So, what is the point of this little endeavor? I will tell you. I’m a middle-aged exchange student heading to a university in Spain in search of more than just a month of studying language and great literature. I am realizing a dream of having a Great Adventure. Am I nervous? Hell yes! I am going to be staying with a host family that may or may not be surprised to see who the 46 year-old Mexican-American student will be staying in their home for the next 30 days. That alone warrants SOME sort of documentation. Yet, I suspect this entire experience will more than just about sipping a relaxing a cup of café con leche in the Plaza Mayor with a copy of Cervantes.
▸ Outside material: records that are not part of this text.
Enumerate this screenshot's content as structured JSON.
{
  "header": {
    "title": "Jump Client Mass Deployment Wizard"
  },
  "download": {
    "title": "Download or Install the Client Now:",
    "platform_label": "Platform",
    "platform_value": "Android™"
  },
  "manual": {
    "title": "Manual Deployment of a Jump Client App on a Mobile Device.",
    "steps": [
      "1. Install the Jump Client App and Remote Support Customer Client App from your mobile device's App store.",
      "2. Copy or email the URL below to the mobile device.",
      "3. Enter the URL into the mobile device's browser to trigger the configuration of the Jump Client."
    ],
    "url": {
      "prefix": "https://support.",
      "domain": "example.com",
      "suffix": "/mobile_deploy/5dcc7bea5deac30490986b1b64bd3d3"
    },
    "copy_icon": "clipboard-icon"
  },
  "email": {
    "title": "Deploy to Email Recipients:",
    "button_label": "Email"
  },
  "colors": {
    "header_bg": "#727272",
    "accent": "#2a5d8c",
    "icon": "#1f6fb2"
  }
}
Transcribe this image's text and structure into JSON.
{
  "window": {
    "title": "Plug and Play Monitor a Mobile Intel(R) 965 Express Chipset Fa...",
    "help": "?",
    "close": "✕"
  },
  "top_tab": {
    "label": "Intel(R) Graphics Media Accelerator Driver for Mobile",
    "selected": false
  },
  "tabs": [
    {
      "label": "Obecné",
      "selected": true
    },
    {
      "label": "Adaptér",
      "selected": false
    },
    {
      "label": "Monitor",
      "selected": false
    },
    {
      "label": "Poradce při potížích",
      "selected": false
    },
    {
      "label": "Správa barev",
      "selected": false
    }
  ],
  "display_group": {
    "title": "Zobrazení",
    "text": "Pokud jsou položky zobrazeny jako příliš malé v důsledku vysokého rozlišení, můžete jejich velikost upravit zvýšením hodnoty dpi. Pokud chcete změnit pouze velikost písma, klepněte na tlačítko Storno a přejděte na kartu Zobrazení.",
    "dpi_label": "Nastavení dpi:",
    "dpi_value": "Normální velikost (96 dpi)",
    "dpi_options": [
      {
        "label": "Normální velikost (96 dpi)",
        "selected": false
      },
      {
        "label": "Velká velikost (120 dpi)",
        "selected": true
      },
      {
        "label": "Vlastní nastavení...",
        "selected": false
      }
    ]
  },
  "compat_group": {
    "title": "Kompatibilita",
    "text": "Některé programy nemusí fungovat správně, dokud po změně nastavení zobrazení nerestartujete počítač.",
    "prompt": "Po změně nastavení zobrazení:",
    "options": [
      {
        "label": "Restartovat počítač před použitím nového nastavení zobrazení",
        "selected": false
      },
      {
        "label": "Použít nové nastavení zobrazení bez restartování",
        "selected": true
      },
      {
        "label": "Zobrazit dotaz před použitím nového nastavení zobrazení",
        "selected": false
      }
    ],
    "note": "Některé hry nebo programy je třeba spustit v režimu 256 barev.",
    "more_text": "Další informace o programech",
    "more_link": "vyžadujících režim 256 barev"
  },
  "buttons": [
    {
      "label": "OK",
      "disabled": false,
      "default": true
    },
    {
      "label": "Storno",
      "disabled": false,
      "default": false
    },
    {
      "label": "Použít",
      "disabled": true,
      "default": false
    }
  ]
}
I have become quite weary about this social media age. The narcissism involved with this public journal is not lost on me. But with manifestos of insanity getting more play in our “If it bleeds, it leads,” media-controlled age, why not offer a statement of positive change? Why not shift the focus away from the circus designed to distract us to something substantial and real? That is the goal of these “confessions.”

Choose to read or not. I’m fine being the sole witness to this story. I want a record of the days to come because this is my way of ensuring a legacy. I may never have kids. I may never be famous. But I have always believed in the power of words more than pictures. To have a permanent written record of this moment in time is irresistible to me. I know I have problems with “letting go.” So, in having this blog, I can leave it all in a safe place, one I can visit whenever nostalgia strikes. Yet, it is absolutely about embracing and living in the now.

Still, I do hope you at least take a peek out of curiosity, maybe even offer a comment or two. Every journey becomes a bit more vivid when it’s a shared experience. I can’t promise that every entry will be a “page turner.” But, I can promise you the best is still to come.


Saturday, June 28, from American Airlines Flt. 222 to Boston for Madrid.